◆ TO DO
Say how many lines of the listing below hold the string "Valor", and say nothing else.

◆ PROVIDED DATA
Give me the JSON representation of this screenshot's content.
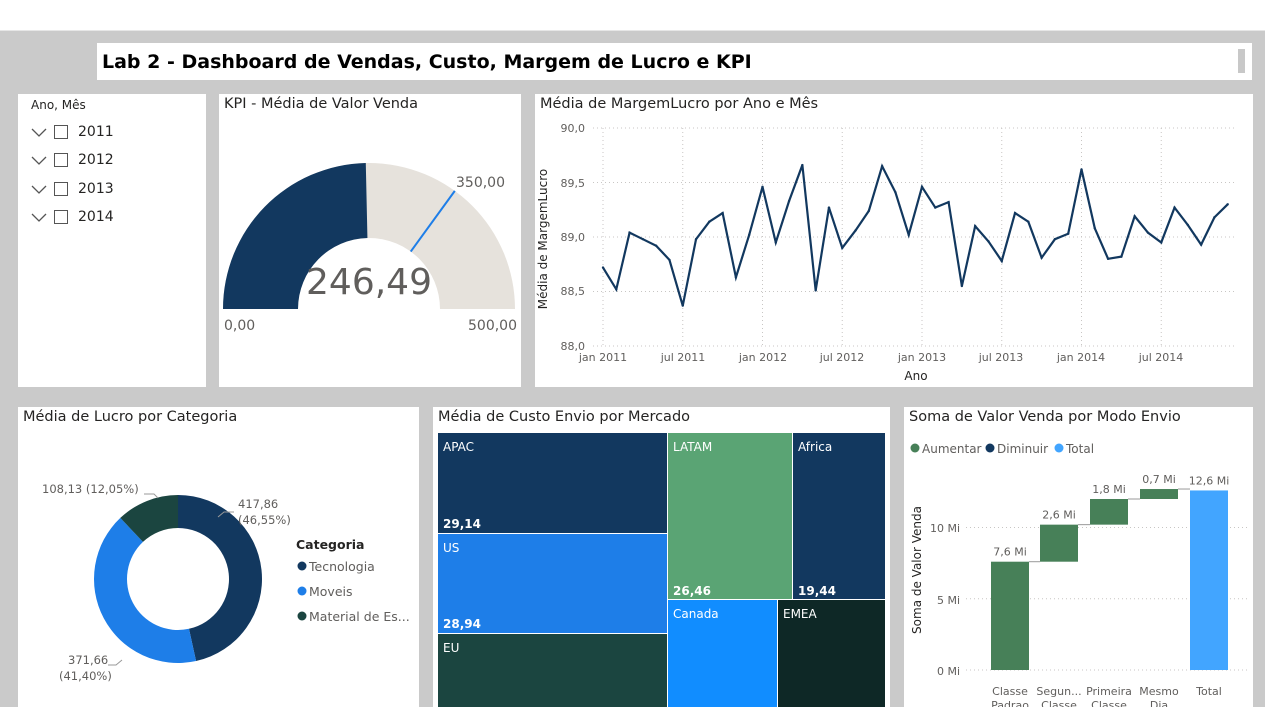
{
  "header": {
    "title": "Lab 2 - Dashboard de Vendas, Custo, Margem de Lucro e KPI"
  },
  "slicer": {
    "label": "Ano, Mês",
    "items": [
      {
        "label": "2011"
      },
      {
        "label": "2012"
      },
      {
        "label": "2013"
      },
      {
        "label": "2014"
      }
    ]
  },
  "colors": {
    "dark_blue": "#12385f",
    "mid_blue": "#1e7ee8",
    "dark_green": "#1b4540",
    "green": "#5aa474",
    "light_blue": "#118dff",
    "gauge_bg": "#e6e2dc",
    "waterfall_green": "#478058",
    "waterfall_total": "#42a5ff"
  },
  "gauge": {
    "title": "KPI - Média de Valor Venda",
    "value": 246.49,
    "value_label": "246,49",
    "min_label": "0,00",
    "max_label": "500,00",
    "target_label": "350,00",
    "min": 0,
    "max": 500,
    "target": 350
  },
  "line": {
    "title": "Média de MargemLucro por Ano e Mês",
    "xlabel": "Ano",
    "ylabel": "Média de MargemLucro",
    "y_ticks": [
      "90,0",
      "89,5",
      "89,0",
      "88,5",
      "88,0"
    ],
    "x_ticks": [
      "jan 2011",
      "jul 2011",
      "jan 2012",
      "jul 2012",
      "jan 2013",
      "jul 2013",
      "jan 2014",
      "jul 2014"
    ]
  },
  "donut": {
    "title": "Média de Lucro por Categoria",
    "legend_title": "Categoria",
    "legend": [
      {
        "label": "Tecnologia",
        "color": "#12385f"
      },
      {
        "label": "Moveis",
        "color": "#1e7ee8"
      },
      {
        "label": "Material de Es...",
        "color": "#1b4540"
      }
    ],
    "labels": {
      "tec_value": "417,86",
      "tec_pct": "(46,55%)",
      "mov_value": "371,66",
      "mov_pct": "(41,40%)",
      "mat": "108,13 (12,05%)"
    }
  },
  "treemap": {
    "title": "Média de Custo Envio por Mercado",
    "cells": [
      {
        "name": "APAC",
        "value": "29,14"
      },
      {
        "name": "US",
        "value": "28,94"
      },
      {
        "name": "EU",
        "value": ""
      },
      {
        "name": "LATAM",
        "value": "26,46"
      },
      {
        "name": "Africa",
        "value": "19,44"
      },
      {
        "name": "Canada",
        "value": ""
      },
      {
        "name": "EMEA",
        "value": ""
      }
    ]
  },
  "waterfall": {
    "title": "Soma de Valor Venda por Modo Envio",
    "legend": [
      {
        "label": "Aumentar",
        "color": "#478058"
      },
      {
        "label": "Diminuir",
        "color": "#12385f"
      },
      {
        "label": "Total",
        "color": "#42a5ff"
      }
    ],
    "ylabel": "Soma de Valor Venda",
    "y_ticks": [
      "10 Mi",
      "5 Mi",
      "0 Mi"
    ],
    "bar_labels": [
      "7,6 Mi",
      "2,6 Mi",
      "1,8 Mi",
      "0,7 Mi",
      "12,6 Mi"
    ],
    "categories_line1": [
      "Classe",
      "Segun...",
      "Primeira",
      "Mesmo",
      "Total"
    ],
    "categories_line2": [
      "Padrao",
      "Classe",
      "Classe",
      "Dia",
      ""
    ]
  },
  "chart_data": [
    {
      "type": "line",
      "title": "Média de MargemLucro por Ano e Mês",
      "xlabel": "Ano",
      "ylabel": "Média de MargemLucro",
      "ylim": [
        88.0,
        90.0
      ],
      "x": [
        "jan 2011",
        "fev 2011",
        "mar 2011",
        "abr 2011",
        "mai 2011",
        "jun 2011",
        "jul 2011",
        "ago 2011",
        "set 2011",
        "out 2011",
        "nov 2011",
        "dez 2011",
        "jan 2012",
        "fev 2012",
        "mar 2012",
        "abr 2012",
        "mai 2012",
        "jun 2012",
        "jul 2012",
        "ago 2012",
        "set 2012",
        "out 2012",
        "nov 2012",
        "dez 2012",
        "jan 2013",
        "fev 2013",
        "mar 2013",
        "abr 2013",
        "mai 2013",
        "jun 2013",
        "jul 2013",
        "ago 2013",
        "set 2013",
        "out 2013",
        "nov 2013",
        "dez 2013",
        "jan 2014",
        "fev 2014",
        "mar 2014",
        "abr 2014",
        "mai 2014",
        "jun 2014",
        "jul 2014",
        "ago 2014",
        "set 2014",
        "out 2014",
        "nov 2014",
        "dez 2014"
      ],
      "values": [
        88.72,
        88.52,
        89.04,
        88.98,
        88.92,
        88.79,
        88.37,
        88.98,
        89.14,
        89.22,
        88.63,
        89.02,
        89.46,
        88.95,
        89.33,
        89.66,
        88.51,
        89.27,
        88.9,
        89.06,
        89.24,
        89.65,
        89.41,
        89.02,
        89.46,
        89.27,
        89.32,
        88.55,
        89.1,
        88.96,
        88.78,
        89.22,
        89.14,
        88.81,
        88.98,
        89.03,
        89.62,
        89.08,
        88.8,
        88.82,
        89.19,
        89.04,
        88.95,
        89.27,
        89.11,
        88.93,
        89.18,
        89.3
      ]
    },
    {
      "type": "pie",
      "title": "Média de Lucro por Categoria",
      "categories": [
        "Tecnologia",
        "Moveis",
        "Material de Es..."
      ],
      "values": [
        417.86,
        371.66,
        108.13
      ],
      "percent": [
        46.55,
        41.4,
        12.05
      ]
    },
    {
      "type": "heatmap",
      "title": "Média de Custo Envio por Mercado",
      "categories": [
        "APAC",
        "US",
        "EU",
        "LATAM",
        "Africa",
        "Canada",
        "EMEA"
      ],
      "values": [
        29.14,
        28.94,
        null,
        26.46,
        19.44,
        null,
        null
      ]
    },
    {
      "type": "bar",
      "title": "Soma de Valor Venda por Modo Envio",
      "ylabel": "Soma de Valor Venda",
      "categories": [
        "Classe Padrao",
        "Segun... Classe",
        "Primeira Classe",
        "Mesmo Dia",
        "Total"
      ],
      "values": [
        7.6,
        2.6,
        1.8,
        0.7,
        12.6
      ],
      "ylim": [
        0,
        12.6
      ]
    }
  ]
}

◆ WRITTEN ANSWER
5